* _Directions for this task_: Without including any image, retype the records word for word.

Data about app and page elements

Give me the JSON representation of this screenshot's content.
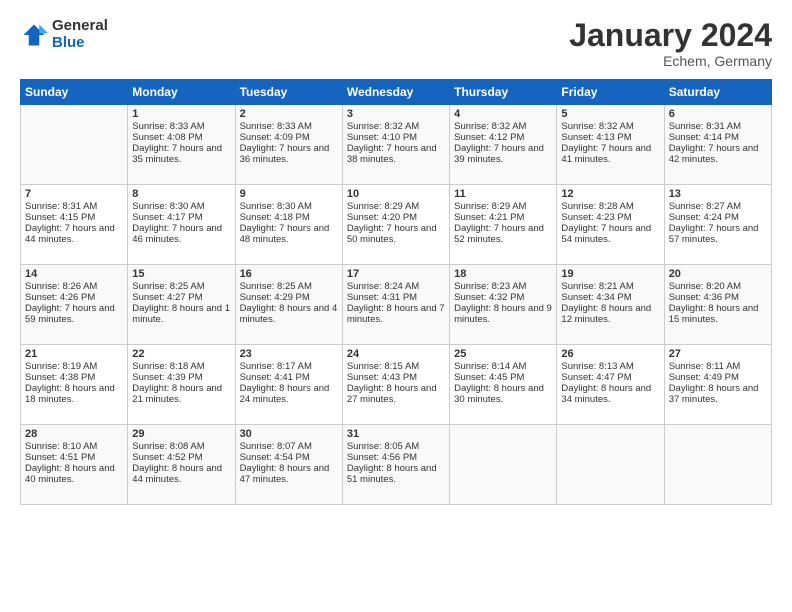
{
  "header": {
    "logo_general": "General",
    "logo_blue": "Blue",
    "title": "January 2024",
    "subtitle": "Echem, Germany"
  },
  "days_of_week": [
    "Sunday",
    "Monday",
    "Tuesday",
    "Wednesday",
    "Thursday",
    "Friday",
    "Saturday"
  ],
  "weeks": [
    [
      {
        "day": "",
        "sunrise": "",
        "sunset": "",
        "daylight": ""
      },
      {
        "day": "1",
        "sunrise": "Sunrise: 8:33 AM",
        "sunset": "Sunset: 4:08 PM",
        "daylight": "Daylight: 7 hours and 35 minutes."
      },
      {
        "day": "2",
        "sunrise": "Sunrise: 8:33 AM",
        "sunset": "Sunset: 4:09 PM",
        "daylight": "Daylight: 7 hours and 36 minutes."
      },
      {
        "day": "3",
        "sunrise": "Sunrise: 8:32 AM",
        "sunset": "Sunset: 4:10 PM",
        "daylight": "Daylight: 7 hours and 38 minutes."
      },
      {
        "day": "4",
        "sunrise": "Sunrise: 8:32 AM",
        "sunset": "Sunset: 4:12 PM",
        "daylight": "Daylight: 7 hours and 39 minutes."
      },
      {
        "day": "5",
        "sunrise": "Sunrise: 8:32 AM",
        "sunset": "Sunset: 4:13 PM",
        "daylight": "Daylight: 7 hours and 41 minutes."
      },
      {
        "day": "6",
        "sunrise": "Sunrise: 8:31 AM",
        "sunset": "Sunset: 4:14 PM",
        "daylight": "Daylight: 7 hours and 42 minutes."
      }
    ],
    [
      {
        "day": "7",
        "sunrise": "Sunrise: 8:31 AM",
        "sunset": "Sunset: 4:15 PM",
        "daylight": "Daylight: 7 hours and 44 minutes."
      },
      {
        "day": "8",
        "sunrise": "Sunrise: 8:30 AM",
        "sunset": "Sunset: 4:17 PM",
        "daylight": "Daylight: 7 hours and 46 minutes."
      },
      {
        "day": "9",
        "sunrise": "Sunrise: 8:30 AM",
        "sunset": "Sunset: 4:18 PM",
        "daylight": "Daylight: 7 hours and 48 minutes."
      },
      {
        "day": "10",
        "sunrise": "Sunrise: 8:29 AM",
        "sunset": "Sunset: 4:20 PM",
        "daylight": "Daylight: 7 hours and 50 minutes."
      },
      {
        "day": "11",
        "sunrise": "Sunrise: 8:29 AM",
        "sunset": "Sunset: 4:21 PM",
        "daylight": "Daylight: 7 hours and 52 minutes."
      },
      {
        "day": "12",
        "sunrise": "Sunrise: 8:28 AM",
        "sunset": "Sunset: 4:23 PM",
        "daylight": "Daylight: 7 hours and 54 minutes."
      },
      {
        "day": "13",
        "sunrise": "Sunrise: 8:27 AM",
        "sunset": "Sunset: 4:24 PM",
        "daylight": "Daylight: 7 hours and 57 minutes."
      }
    ],
    [
      {
        "day": "14",
        "sunrise": "Sunrise: 8:26 AM",
        "sunset": "Sunset: 4:26 PM",
        "daylight": "Daylight: 7 hours and 59 minutes."
      },
      {
        "day": "15",
        "sunrise": "Sunrise: 8:25 AM",
        "sunset": "Sunset: 4:27 PM",
        "daylight": "Daylight: 8 hours and 1 minute."
      },
      {
        "day": "16",
        "sunrise": "Sunrise: 8:25 AM",
        "sunset": "Sunset: 4:29 PM",
        "daylight": "Daylight: 8 hours and 4 minutes."
      },
      {
        "day": "17",
        "sunrise": "Sunrise: 8:24 AM",
        "sunset": "Sunset: 4:31 PM",
        "daylight": "Daylight: 8 hours and 7 minutes."
      },
      {
        "day": "18",
        "sunrise": "Sunrise: 8:23 AM",
        "sunset": "Sunset: 4:32 PM",
        "daylight": "Daylight: 8 hours and 9 minutes."
      },
      {
        "day": "19",
        "sunrise": "Sunrise: 8:21 AM",
        "sunset": "Sunset: 4:34 PM",
        "daylight": "Daylight: 8 hours and 12 minutes."
      },
      {
        "day": "20",
        "sunrise": "Sunrise: 8:20 AM",
        "sunset": "Sunset: 4:36 PM",
        "daylight": "Daylight: 8 hours and 15 minutes."
      }
    ],
    [
      {
        "day": "21",
        "sunrise": "Sunrise: 8:19 AM",
        "sunset": "Sunset: 4:38 PM",
        "daylight": "Daylight: 8 hours and 18 minutes."
      },
      {
        "day": "22",
        "sunrise": "Sunrise: 8:18 AM",
        "sunset": "Sunset: 4:39 PM",
        "daylight": "Daylight: 8 hours and 21 minutes."
      },
      {
        "day": "23",
        "sunrise": "Sunrise: 8:17 AM",
        "sunset": "Sunset: 4:41 PM",
        "daylight": "Daylight: 8 hours and 24 minutes."
      },
      {
        "day": "24",
        "sunrise": "Sunrise: 8:15 AM",
        "sunset": "Sunset: 4:43 PM",
        "daylight": "Daylight: 8 hours and 27 minutes."
      },
      {
        "day": "25",
        "sunrise": "Sunrise: 8:14 AM",
        "sunset": "Sunset: 4:45 PM",
        "daylight": "Daylight: 8 hours and 30 minutes."
      },
      {
        "day": "26",
        "sunrise": "Sunrise: 8:13 AM",
        "sunset": "Sunset: 4:47 PM",
        "daylight": "Daylight: 8 hours and 34 minutes."
      },
      {
        "day": "27",
        "sunrise": "Sunrise: 8:11 AM",
        "sunset": "Sunset: 4:49 PM",
        "daylight": "Daylight: 8 hours and 37 minutes."
      }
    ],
    [
      {
        "day": "28",
        "sunrise": "Sunrise: 8:10 AM",
        "sunset": "Sunset: 4:51 PM",
        "daylight": "Daylight: 8 hours and 40 minutes."
      },
      {
        "day": "29",
        "sunrise": "Sunrise: 8:08 AM",
        "sunset": "Sunset: 4:52 PM",
        "daylight": "Daylight: 8 hours and 44 minutes."
      },
      {
        "day": "30",
        "sunrise": "Sunrise: 8:07 AM",
        "sunset": "Sunset: 4:54 PM",
        "daylight": "Daylight: 8 hours and 47 minutes."
      },
      {
        "day": "31",
        "sunrise": "Sunrise: 8:05 AM",
        "sunset": "Sunset: 4:56 PM",
        "daylight": "Daylight: 8 hours and 51 minutes."
      },
      {
        "day": "",
        "sunrise": "",
        "sunset": "",
        "daylight": ""
      },
      {
        "day": "",
        "sunrise": "",
        "sunset": "",
        "daylight": ""
      },
      {
        "day": "",
        "sunrise": "",
        "sunset": "",
        "daylight": ""
      }
    ]
  ]
}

* _Your response_:
Give me the JSON representation of this screenshot's content.
{
  "header": {
    "logo_general": "General",
    "logo_blue": "Blue",
    "title": "January 2024",
    "subtitle": "Echem, Germany"
  },
  "days_of_week": [
    "Sunday",
    "Monday",
    "Tuesday",
    "Wednesday",
    "Thursday",
    "Friday",
    "Saturday"
  ],
  "weeks": [
    [
      {
        "day": "",
        "sunrise": "",
        "sunset": "",
        "daylight": ""
      },
      {
        "day": "1",
        "sunrise": "Sunrise: 8:33 AM",
        "sunset": "Sunset: 4:08 PM",
        "daylight": "Daylight: 7 hours and 35 minutes."
      },
      {
        "day": "2",
        "sunrise": "Sunrise: 8:33 AM",
        "sunset": "Sunset: 4:09 PM",
        "daylight": "Daylight: 7 hours and 36 minutes."
      },
      {
        "day": "3",
        "sunrise": "Sunrise: 8:32 AM",
        "sunset": "Sunset: 4:10 PM",
        "daylight": "Daylight: 7 hours and 38 minutes."
      },
      {
        "day": "4",
        "sunrise": "Sunrise: 8:32 AM",
        "sunset": "Sunset: 4:12 PM",
        "daylight": "Daylight: 7 hours and 39 minutes."
      },
      {
        "day": "5",
        "sunrise": "Sunrise: 8:32 AM",
        "sunset": "Sunset: 4:13 PM",
        "daylight": "Daylight: 7 hours and 41 minutes."
      },
      {
        "day": "6",
        "sunrise": "Sunrise: 8:31 AM",
        "sunset": "Sunset: 4:14 PM",
        "daylight": "Daylight: 7 hours and 42 minutes."
      }
    ],
    [
      {
        "day": "7",
        "sunrise": "Sunrise: 8:31 AM",
        "sunset": "Sunset: 4:15 PM",
        "daylight": "Daylight: 7 hours and 44 minutes."
      },
      {
        "day": "8",
        "sunrise": "Sunrise: 8:30 AM",
        "sunset": "Sunset: 4:17 PM",
        "daylight": "Daylight: 7 hours and 46 minutes."
      },
      {
        "day": "9",
        "sunrise": "Sunrise: 8:30 AM",
        "sunset": "Sunset: 4:18 PM",
        "daylight": "Daylight: 7 hours and 48 minutes."
      },
      {
        "day": "10",
        "sunrise": "Sunrise: 8:29 AM",
        "sunset": "Sunset: 4:20 PM",
        "daylight": "Daylight: 7 hours and 50 minutes."
      },
      {
        "day": "11",
        "sunrise": "Sunrise: 8:29 AM",
        "sunset": "Sunset: 4:21 PM",
        "daylight": "Daylight: 7 hours and 52 minutes."
      },
      {
        "day": "12",
        "sunrise": "Sunrise: 8:28 AM",
        "sunset": "Sunset: 4:23 PM",
        "daylight": "Daylight: 7 hours and 54 minutes."
      },
      {
        "day": "13",
        "sunrise": "Sunrise: 8:27 AM",
        "sunset": "Sunset: 4:24 PM",
        "daylight": "Daylight: 7 hours and 57 minutes."
      }
    ],
    [
      {
        "day": "14",
        "sunrise": "Sunrise: 8:26 AM",
        "sunset": "Sunset: 4:26 PM",
        "daylight": "Daylight: 7 hours and 59 minutes."
      },
      {
        "day": "15",
        "sunrise": "Sunrise: 8:25 AM",
        "sunset": "Sunset: 4:27 PM",
        "daylight": "Daylight: 8 hours and 1 minute."
      },
      {
        "day": "16",
        "sunrise": "Sunrise: 8:25 AM",
        "sunset": "Sunset: 4:29 PM",
        "daylight": "Daylight: 8 hours and 4 minutes."
      },
      {
        "day": "17",
        "sunrise": "Sunrise: 8:24 AM",
        "sunset": "Sunset: 4:31 PM",
        "daylight": "Daylight: 8 hours and 7 minutes."
      },
      {
        "day": "18",
        "sunrise": "Sunrise: 8:23 AM",
        "sunset": "Sunset: 4:32 PM",
        "daylight": "Daylight: 8 hours and 9 minutes."
      },
      {
        "day": "19",
        "sunrise": "Sunrise: 8:21 AM",
        "sunset": "Sunset: 4:34 PM",
        "daylight": "Daylight: 8 hours and 12 minutes."
      },
      {
        "day": "20",
        "sunrise": "Sunrise: 8:20 AM",
        "sunset": "Sunset: 4:36 PM",
        "daylight": "Daylight: 8 hours and 15 minutes."
      }
    ],
    [
      {
        "day": "21",
        "sunrise": "Sunrise: 8:19 AM",
        "sunset": "Sunset: 4:38 PM",
        "daylight": "Daylight: 8 hours and 18 minutes."
      },
      {
        "day": "22",
        "sunrise": "Sunrise: 8:18 AM",
        "sunset": "Sunset: 4:39 PM",
        "daylight": "Daylight: 8 hours and 21 minutes."
      },
      {
        "day": "23",
        "sunrise": "Sunrise: 8:17 AM",
        "sunset": "Sunset: 4:41 PM",
        "daylight": "Daylight: 8 hours and 24 minutes."
      },
      {
        "day": "24",
        "sunrise": "Sunrise: 8:15 AM",
        "sunset": "Sunset: 4:43 PM",
        "daylight": "Daylight: 8 hours and 27 minutes."
      },
      {
        "day": "25",
        "sunrise": "Sunrise: 8:14 AM",
        "sunset": "Sunset: 4:45 PM",
        "daylight": "Daylight: 8 hours and 30 minutes."
      },
      {
        "day": "26",
        "sunrise": "Sunrise: 8:13 AM",
        "sunset": "Sunset: 4:47 PM",
        "daylight": "Daylight: 8 hours and 34 minutes."
      },
      {
        "day": "27",
        "sunrise": "Sunrise: 8:11 AM",
        "sunset": "Sunset: 4:49 PM",
        "daylight": "Daylight: 8 hours and 37 minutes."
      }
    ],
    [
      {
        "day": "28",
        "sunrise": "Sunrise: 8:10 AM",
        "sunset": "Sunset: 4:51 PM",
        "daylight": "Daylight: 8 hours and 40 minutes."
      },
      {
        "day": "29",
        "sunrise": "Sunrise: 8:08 AM",
        "sunset": "Sunset: 4:52 PM",
        "daylight": "Daylight: 8 hours and 44 minutes."
      },
      {
        "day": "30",
        "sunrise": "Sunrise: 8:07 AM",
        "sunset": "Sunset: 4:54 PM",
        "daylight": "Daylight: 8 hours and 47 minutes."
      },
      {
        "day": "31",
        "sunrise": "Sunrise: 8:05 AM",
        "sunset": "Sunset: 4:56 PM",
        "daylight": "Daylight: 8 hours and 51 minutes."
      },
      {
        "day": "",
        "sunrise": "",
        "sunset": "",
        "daylight": ""
      },
      {
        "day": "",
        "sunrise": "",
        "sunset": "",
        "daylight": ""
      },
      {
        "day": "",
        "sunrise": "",
        "sunset": "",
        "daylight": ""
      }
    ]
  ]
}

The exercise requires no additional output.